in Toronto, Ontario, Canada as its launch point, Altitude has
established U.S. headquarters in Chicago, Illinois.
Altitude has been operating in the global contact center theater for
over 25 years and today has 12 offices on four different continents and
a partner network that numbers over 90 and growing.
Altitude offers both premises-based and cloud-based solutions for
contact centers of all sizes, each providing a full complement of
customer engagement features and a highly competitive array of
traditional and advanced contact center functionalities.
Omnichannel support, intelligent routing, customer scripting and an
extensive portfolio of integrations with third-party applications and
platforms are among Altitude’s offerings.
Throughout its product line, Altitude brings an ability to handle the
most complex of routing applications to contact centers of all
sizes. Altitude simplifies routing through proprietary routing
algorithms that eliminate the complexity and cost typically associated
with advanced routing strategies.
Altitude is among industry leaders in its focus on automation and the
use of robotic process automation (RPA) to address both the customer
experience and the employee experience. On the customer side,
Altitude bots power its intelligent self-service for both inbound and
outbound applications. The bots also have the ability to transfer
a call to a live agent as required, staying with the call to help the
agent as necessary and ensuring an optimal customer experience.
On the employee engagement side, Altitude bots work as digital
assistants to agents. Altitude bots monitor agent activity in
order to assist the agent in determining next best actions during a
customer call. Altitude bots also work on the desktop in order to
assist in onboarding and training of new agents.
All this adds up to a highly personalized customer experience, which is
exactly what Altitude works to provide. As customer centricity
continues to grow as a driving factor in the customer service
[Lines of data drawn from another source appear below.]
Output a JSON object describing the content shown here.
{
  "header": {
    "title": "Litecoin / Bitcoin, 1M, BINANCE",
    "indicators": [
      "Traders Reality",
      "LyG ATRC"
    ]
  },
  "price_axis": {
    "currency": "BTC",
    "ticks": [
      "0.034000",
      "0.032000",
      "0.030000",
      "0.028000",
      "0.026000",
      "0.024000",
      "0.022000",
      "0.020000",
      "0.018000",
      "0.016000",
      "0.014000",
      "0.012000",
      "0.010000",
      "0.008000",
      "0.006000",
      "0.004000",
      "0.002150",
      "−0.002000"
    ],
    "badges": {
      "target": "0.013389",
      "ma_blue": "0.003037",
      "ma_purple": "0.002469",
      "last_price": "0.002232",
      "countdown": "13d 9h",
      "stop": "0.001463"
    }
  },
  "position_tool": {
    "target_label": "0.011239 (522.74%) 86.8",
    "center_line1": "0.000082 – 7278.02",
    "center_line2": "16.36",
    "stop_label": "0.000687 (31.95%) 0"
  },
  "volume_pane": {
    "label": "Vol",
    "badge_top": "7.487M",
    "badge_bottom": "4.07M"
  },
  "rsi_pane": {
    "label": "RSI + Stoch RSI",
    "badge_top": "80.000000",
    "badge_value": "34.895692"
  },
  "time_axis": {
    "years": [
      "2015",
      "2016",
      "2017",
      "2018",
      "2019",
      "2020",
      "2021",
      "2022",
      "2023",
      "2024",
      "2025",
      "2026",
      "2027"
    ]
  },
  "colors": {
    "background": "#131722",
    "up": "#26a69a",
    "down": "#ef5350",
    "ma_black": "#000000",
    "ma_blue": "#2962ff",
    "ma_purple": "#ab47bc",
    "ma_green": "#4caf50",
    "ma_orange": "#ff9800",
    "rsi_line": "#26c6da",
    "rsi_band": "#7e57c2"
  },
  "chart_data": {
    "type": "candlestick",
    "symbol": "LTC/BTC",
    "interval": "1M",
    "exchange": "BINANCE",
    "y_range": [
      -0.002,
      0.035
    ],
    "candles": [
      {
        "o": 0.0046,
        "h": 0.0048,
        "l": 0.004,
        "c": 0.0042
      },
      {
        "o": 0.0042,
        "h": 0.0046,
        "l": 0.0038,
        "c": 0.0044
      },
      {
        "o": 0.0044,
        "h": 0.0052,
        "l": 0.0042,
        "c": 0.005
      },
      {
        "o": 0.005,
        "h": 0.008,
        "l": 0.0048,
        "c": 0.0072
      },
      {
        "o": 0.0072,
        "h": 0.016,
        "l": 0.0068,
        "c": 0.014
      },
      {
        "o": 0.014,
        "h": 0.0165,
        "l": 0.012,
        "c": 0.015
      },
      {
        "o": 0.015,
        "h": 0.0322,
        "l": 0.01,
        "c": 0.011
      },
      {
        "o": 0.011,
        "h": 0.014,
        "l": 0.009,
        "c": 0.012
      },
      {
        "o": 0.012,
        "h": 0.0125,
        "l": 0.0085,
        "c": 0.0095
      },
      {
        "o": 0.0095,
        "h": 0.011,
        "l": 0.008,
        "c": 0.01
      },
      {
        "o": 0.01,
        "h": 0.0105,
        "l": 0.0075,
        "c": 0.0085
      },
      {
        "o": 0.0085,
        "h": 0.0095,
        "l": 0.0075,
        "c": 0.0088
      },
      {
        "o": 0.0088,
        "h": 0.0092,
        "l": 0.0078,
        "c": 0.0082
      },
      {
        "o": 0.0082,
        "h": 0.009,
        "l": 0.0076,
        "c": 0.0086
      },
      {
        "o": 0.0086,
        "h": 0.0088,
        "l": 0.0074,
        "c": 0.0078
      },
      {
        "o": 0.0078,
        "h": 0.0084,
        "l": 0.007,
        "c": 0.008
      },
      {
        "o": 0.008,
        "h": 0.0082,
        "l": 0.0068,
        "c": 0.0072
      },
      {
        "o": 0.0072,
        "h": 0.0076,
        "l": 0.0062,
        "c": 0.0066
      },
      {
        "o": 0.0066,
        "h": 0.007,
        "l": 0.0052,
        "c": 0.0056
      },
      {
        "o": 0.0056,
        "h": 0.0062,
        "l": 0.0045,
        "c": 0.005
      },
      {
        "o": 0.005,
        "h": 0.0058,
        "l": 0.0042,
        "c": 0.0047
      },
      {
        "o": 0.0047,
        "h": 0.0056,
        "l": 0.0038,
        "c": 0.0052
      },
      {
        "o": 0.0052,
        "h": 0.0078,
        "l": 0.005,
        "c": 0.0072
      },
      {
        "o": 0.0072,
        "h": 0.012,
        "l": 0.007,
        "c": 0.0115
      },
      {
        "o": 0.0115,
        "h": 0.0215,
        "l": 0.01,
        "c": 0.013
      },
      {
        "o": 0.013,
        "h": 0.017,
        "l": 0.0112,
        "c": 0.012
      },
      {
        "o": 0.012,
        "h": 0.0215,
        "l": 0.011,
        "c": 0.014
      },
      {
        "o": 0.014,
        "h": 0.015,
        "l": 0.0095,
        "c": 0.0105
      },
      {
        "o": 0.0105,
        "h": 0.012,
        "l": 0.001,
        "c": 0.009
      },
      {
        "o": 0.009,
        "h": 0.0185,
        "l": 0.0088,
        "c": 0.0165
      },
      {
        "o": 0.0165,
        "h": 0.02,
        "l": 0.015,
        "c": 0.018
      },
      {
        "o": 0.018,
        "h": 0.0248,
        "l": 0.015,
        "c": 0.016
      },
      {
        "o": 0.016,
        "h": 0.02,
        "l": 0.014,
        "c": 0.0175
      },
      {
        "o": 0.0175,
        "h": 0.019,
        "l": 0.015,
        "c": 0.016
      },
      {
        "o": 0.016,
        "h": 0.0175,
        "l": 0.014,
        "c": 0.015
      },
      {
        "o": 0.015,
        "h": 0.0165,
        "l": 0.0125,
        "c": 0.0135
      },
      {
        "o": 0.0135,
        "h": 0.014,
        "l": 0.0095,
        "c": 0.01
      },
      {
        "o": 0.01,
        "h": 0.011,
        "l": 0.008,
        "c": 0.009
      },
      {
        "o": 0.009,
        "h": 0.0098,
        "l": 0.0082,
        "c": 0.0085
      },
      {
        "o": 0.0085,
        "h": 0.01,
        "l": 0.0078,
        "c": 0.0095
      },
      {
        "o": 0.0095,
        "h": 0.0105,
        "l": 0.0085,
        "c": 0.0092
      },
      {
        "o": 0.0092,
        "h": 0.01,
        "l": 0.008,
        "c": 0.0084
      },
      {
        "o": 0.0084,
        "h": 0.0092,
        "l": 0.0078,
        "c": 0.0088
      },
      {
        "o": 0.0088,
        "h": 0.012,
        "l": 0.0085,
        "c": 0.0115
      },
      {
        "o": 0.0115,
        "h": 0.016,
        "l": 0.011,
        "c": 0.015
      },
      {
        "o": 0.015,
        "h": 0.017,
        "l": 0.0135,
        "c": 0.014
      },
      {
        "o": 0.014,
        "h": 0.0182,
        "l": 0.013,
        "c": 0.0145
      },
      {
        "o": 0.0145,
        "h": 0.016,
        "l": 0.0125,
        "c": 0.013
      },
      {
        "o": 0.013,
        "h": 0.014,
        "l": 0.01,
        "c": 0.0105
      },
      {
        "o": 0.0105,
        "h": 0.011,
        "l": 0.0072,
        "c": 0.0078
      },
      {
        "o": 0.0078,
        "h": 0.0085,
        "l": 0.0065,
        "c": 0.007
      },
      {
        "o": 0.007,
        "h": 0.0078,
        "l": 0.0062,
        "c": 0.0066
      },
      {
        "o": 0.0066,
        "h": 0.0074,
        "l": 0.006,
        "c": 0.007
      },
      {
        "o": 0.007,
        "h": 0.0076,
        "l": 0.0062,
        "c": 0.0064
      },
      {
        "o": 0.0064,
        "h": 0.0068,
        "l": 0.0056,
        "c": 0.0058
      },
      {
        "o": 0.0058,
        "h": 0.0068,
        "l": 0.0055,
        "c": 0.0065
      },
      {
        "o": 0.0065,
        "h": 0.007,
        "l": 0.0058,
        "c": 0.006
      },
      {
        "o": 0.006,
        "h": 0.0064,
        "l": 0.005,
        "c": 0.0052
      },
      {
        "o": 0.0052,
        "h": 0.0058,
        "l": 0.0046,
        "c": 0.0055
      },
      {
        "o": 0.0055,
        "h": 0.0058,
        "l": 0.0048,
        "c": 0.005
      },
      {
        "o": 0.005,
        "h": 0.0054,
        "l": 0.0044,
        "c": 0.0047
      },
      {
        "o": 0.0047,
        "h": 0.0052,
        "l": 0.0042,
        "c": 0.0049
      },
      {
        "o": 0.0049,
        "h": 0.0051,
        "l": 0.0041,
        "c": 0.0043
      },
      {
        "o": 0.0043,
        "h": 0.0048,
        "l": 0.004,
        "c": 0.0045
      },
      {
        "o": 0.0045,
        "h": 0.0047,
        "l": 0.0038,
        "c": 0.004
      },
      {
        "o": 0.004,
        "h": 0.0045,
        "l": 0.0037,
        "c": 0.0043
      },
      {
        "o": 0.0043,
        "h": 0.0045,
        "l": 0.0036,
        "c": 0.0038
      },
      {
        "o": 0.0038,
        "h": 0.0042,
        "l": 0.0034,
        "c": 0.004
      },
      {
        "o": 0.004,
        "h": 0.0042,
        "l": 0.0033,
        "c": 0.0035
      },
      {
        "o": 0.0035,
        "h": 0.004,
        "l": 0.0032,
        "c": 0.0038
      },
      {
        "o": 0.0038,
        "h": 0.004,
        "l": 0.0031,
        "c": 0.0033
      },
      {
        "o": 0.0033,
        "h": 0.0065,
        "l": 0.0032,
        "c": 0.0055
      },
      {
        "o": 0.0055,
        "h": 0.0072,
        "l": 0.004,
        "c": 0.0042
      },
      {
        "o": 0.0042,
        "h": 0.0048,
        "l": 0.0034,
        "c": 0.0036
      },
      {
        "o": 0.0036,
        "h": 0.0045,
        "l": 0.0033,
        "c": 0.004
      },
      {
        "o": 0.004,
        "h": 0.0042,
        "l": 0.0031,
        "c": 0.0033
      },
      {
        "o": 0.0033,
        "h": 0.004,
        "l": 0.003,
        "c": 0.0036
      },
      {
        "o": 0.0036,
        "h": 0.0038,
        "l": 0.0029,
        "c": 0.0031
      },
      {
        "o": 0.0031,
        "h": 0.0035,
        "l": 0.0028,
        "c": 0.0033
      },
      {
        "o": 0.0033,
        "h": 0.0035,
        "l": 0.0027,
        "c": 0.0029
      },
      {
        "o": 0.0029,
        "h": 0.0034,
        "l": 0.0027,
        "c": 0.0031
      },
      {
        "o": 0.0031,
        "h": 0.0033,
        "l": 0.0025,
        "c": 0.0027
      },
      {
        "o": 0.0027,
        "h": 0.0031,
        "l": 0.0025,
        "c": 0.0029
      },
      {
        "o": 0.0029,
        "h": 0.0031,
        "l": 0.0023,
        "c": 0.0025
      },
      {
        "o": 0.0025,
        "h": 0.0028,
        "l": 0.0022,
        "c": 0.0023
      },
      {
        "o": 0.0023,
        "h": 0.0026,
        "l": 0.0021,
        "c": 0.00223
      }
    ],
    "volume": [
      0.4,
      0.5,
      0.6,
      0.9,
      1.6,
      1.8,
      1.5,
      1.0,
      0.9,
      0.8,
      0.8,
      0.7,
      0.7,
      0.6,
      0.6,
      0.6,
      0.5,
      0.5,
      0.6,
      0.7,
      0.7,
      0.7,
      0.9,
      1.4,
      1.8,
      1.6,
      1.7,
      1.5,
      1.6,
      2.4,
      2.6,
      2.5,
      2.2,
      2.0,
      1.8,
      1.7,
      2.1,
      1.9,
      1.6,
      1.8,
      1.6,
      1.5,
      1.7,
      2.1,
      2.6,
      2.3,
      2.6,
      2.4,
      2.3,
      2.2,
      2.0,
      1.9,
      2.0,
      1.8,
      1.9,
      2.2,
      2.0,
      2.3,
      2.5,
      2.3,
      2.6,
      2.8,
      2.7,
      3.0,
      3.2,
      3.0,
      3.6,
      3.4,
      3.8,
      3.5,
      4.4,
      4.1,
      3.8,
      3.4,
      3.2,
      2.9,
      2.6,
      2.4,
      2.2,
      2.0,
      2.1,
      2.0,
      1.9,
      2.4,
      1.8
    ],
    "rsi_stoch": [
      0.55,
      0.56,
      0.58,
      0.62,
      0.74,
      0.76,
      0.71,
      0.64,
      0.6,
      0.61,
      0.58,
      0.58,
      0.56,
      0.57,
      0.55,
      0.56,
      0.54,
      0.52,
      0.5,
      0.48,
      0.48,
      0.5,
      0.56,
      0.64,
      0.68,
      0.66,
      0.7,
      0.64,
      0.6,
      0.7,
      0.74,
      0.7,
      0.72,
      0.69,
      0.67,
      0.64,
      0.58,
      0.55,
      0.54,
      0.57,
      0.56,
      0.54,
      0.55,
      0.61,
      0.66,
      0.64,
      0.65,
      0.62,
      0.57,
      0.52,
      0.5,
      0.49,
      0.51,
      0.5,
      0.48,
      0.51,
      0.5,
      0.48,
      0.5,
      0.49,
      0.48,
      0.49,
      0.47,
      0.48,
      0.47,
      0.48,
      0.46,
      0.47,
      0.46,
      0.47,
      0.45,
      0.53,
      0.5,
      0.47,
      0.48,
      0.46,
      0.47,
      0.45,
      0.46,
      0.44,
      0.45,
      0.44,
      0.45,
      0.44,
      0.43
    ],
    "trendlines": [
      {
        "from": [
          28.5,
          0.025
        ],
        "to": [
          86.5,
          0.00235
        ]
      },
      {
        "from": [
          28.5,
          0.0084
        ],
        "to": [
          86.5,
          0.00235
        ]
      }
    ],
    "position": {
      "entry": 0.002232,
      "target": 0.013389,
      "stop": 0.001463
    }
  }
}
profession, Altitude is well-positioned to serve the market. Add
to this Altitude’s commitment to agent empowerment by providing agents
the right tools for the optimal customer and employee experience, and
measuring performance metrics that truly matter and you have a recipe
for customer service success.
While Altitude is new to the U.S. market, they bring with them a rich
history in the global contact center industry and over 25 years of
experience from which to draw. For more information on Altitude
and its market strategy and product portfolio, visit www.altitude.com.
In This Issue...
Morale At Your Call Center
Interactions 2019: A NACC Member Review
Software Expands To US Market
"The moment we believe
that success is determined by an ingrained level of ability as opposed
to resilience and hard work, we will be brittle in the face of
~ Joshua Waitzkin
NACC has been burning
the midnight oil and typing until our fingers are sore to bring out
reports to our members. Each is listed below. If you are interested to
see what we are writing about, click on the links
below and download the executive summary of each. If you like
what you see, join the NACC so that you can view these reports and
others that will be coming out soon on our website. These reports will
ensure that you know the latest trends in the industry.